Rev. Johann G. Laurer, (original title) Geschichte der katholischen Gemeinde des hl. Lukas zu Plain, Wis. (translated title) The History of St. Luke's Parish, The Town of Franklin, The Village of Plain, in the County of Sauk, State of Wisconsin, United States of America up to 1907 (Oak Brook, Illinois: Hausner Foundation, 1999. Karl Hausner, editor). Transcription of old German script by Georg Johann Blau, Hoechstaedt-Donau, Germany, 1997. Translation of German to English by Karl and Hermine Hausner and Edith Alt, Plain, Wisconsin
H.E. Cole, Baraboo: And Other Place Names In Sauk County, Wisconsin (Baraboo, Wisconsin: The Baraboo News Publishing Co., 1912)
The Chimes (St. Luke Catholic School) yearbooks. 1931. 1935. 1940. 1957.
Early History of Plain and Surrounding Areas by Herbert Liegel (born 1888, died 1979). 4 typewritten pages. Unpublished.
Hildegarde Thering, A History of Plain, Wisconsin (Plain, Wisconsin: privately published, 1982). 230 pages. Hildegarde Thering, a resident of Plain, was postmaster in Plain from 1961 until her retirement in June 1973.
Myrtle E. Cushing, Cemetery Inscriptions of Sauk County, Wisconsin (Wisconsin State Old Cemetery Society). Volume 6. 1985.
Weekly Home News (Spring Green, Wisconsin)
Parish directories from St. Luke's Catholic Church, Plain, Wisconsin.
Sauk County Historical Society, Baraboo, WI, Good Old Golden Rule Days, A History of Sauk County Wisconsin Country Schools (1994). Out of print; available on CD.
Lorry Erickson, St. Anne's Hill: The Plain Shrine, A History of St. Anne's Hill, Plain, Wis. (December 1996). SeS Publishing, Wilson, Wisconsin.
Phyllis Dearborn, Pastors Who Served St. Luke's Parish, 1857-2007 (2007)
Phyllis Dearborn, Priest Sons of St. Luke Parish, Plain, Wisconsin (2007)
Phyllis Dearborn, Women Religious from St. Luke's Parish, Plain, Wisconsin ( 2007)
May 21st 1918 Cyclone: A Path of Destruction. Old Franklin Township Historical Society, 2008.

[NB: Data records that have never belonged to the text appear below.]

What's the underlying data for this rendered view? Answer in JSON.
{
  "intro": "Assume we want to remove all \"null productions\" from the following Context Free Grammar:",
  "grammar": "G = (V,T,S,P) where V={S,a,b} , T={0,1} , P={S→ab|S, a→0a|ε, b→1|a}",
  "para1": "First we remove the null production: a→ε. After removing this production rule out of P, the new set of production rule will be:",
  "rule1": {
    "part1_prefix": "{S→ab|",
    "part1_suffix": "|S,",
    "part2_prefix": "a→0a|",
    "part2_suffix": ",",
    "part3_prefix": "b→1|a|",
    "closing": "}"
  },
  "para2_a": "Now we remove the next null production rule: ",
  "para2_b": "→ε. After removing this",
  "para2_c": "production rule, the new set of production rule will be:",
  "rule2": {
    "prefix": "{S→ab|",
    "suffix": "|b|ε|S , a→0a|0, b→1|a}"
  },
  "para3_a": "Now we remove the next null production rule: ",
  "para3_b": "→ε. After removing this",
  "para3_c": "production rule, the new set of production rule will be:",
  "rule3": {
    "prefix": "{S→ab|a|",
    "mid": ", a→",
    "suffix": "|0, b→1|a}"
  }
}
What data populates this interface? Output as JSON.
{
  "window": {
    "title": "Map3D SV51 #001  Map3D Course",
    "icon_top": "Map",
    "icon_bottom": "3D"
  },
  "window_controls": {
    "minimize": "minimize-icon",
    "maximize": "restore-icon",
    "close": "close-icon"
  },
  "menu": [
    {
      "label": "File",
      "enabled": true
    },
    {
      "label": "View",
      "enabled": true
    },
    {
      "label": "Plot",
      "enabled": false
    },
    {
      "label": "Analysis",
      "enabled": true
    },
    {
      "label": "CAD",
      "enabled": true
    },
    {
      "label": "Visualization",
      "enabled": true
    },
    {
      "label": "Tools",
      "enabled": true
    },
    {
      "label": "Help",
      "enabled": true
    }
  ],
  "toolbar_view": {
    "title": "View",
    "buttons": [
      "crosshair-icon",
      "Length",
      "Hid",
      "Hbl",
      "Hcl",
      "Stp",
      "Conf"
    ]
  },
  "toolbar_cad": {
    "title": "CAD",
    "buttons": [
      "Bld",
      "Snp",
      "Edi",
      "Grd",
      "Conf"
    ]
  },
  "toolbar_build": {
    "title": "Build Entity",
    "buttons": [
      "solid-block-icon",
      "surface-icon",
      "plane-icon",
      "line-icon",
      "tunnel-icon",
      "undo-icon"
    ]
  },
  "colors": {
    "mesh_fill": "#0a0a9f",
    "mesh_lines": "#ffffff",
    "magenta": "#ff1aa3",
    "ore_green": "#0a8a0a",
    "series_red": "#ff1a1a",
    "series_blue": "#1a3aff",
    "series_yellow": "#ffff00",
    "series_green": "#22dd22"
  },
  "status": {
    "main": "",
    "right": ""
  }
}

Debra A. Blau and Kenneth L. Kraemer, Genealogies of families that immigrated to Sauk County, Wisconsin, from Bavaria, Germany: The collected works of Georg Ederer, Otto Horz, and Hansjörg Schneider, DVD (Plain, Wis. [P.O. Box 218, Plain 53577]: Old Franklin Township Historical Society, 2011)